## Source material
◆ ◆ ◆ ◆ ◆

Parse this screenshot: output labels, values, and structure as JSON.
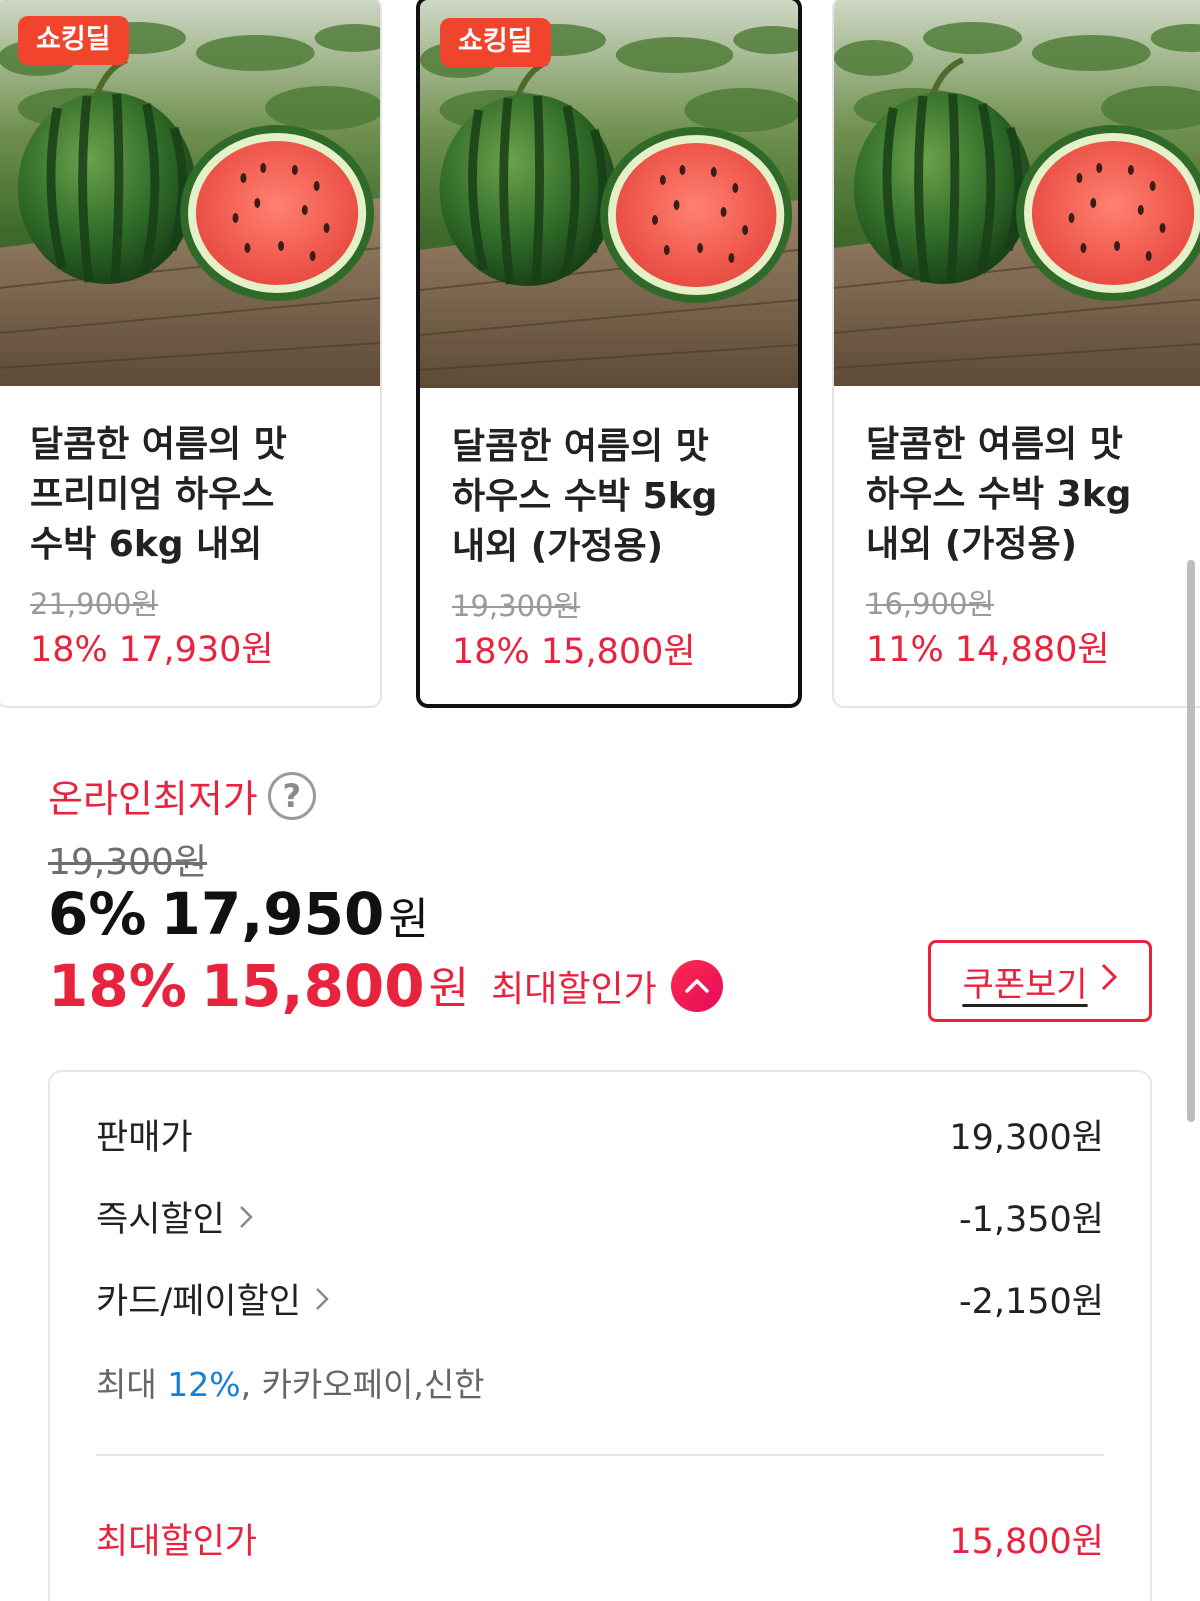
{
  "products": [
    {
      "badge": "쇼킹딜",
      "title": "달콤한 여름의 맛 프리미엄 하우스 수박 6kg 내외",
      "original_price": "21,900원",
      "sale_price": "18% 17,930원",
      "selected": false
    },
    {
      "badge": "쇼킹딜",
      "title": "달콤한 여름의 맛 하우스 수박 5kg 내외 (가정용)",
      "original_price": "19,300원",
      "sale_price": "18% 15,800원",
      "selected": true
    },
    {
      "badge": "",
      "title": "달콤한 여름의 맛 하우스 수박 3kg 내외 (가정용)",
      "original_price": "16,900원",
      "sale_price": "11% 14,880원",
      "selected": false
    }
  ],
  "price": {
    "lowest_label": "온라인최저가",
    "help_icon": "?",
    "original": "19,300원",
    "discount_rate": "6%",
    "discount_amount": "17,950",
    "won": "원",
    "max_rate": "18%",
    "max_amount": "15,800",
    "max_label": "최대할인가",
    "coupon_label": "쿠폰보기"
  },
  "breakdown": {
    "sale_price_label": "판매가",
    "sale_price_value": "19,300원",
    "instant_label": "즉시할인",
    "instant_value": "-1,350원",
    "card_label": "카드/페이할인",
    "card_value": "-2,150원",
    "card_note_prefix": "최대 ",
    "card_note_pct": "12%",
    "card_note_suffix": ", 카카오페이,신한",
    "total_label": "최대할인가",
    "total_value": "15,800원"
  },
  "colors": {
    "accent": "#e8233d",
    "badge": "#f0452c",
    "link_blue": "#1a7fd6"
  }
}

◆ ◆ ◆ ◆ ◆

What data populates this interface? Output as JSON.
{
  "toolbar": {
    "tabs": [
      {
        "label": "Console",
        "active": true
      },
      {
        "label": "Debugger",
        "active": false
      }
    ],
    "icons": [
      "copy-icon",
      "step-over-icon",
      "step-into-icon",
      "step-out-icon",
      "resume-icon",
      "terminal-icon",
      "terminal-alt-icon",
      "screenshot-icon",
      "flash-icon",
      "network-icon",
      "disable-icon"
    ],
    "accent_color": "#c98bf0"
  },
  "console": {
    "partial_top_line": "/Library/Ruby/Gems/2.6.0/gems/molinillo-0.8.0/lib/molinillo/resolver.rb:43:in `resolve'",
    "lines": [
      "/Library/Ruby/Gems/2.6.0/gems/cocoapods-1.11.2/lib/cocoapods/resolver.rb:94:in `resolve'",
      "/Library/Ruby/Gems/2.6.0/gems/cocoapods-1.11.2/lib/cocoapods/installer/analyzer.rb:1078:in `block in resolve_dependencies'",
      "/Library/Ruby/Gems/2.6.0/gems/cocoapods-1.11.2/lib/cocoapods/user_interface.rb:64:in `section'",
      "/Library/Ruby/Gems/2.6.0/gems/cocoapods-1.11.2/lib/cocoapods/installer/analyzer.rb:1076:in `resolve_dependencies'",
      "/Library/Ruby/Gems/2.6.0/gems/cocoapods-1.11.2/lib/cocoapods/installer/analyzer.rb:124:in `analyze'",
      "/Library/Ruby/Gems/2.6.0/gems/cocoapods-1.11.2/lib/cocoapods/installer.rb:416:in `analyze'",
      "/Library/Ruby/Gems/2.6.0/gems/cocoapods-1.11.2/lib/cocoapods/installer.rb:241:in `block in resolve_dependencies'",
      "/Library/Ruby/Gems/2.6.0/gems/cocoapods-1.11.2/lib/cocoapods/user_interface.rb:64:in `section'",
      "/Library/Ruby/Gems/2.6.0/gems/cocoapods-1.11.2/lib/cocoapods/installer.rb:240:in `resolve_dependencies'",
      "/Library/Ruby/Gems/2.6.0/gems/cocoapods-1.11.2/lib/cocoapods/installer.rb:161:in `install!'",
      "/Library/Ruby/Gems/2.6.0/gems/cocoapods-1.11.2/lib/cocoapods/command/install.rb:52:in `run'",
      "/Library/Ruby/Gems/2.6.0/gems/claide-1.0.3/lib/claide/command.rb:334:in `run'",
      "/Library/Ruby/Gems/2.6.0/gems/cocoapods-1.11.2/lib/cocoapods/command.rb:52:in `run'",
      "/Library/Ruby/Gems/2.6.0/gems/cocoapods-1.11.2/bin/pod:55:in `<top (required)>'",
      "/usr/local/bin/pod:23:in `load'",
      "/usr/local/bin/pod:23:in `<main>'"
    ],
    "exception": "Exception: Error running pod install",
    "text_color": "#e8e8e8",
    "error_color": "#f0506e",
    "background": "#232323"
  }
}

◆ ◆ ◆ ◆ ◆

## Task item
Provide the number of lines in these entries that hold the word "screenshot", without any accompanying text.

## Problem solution
2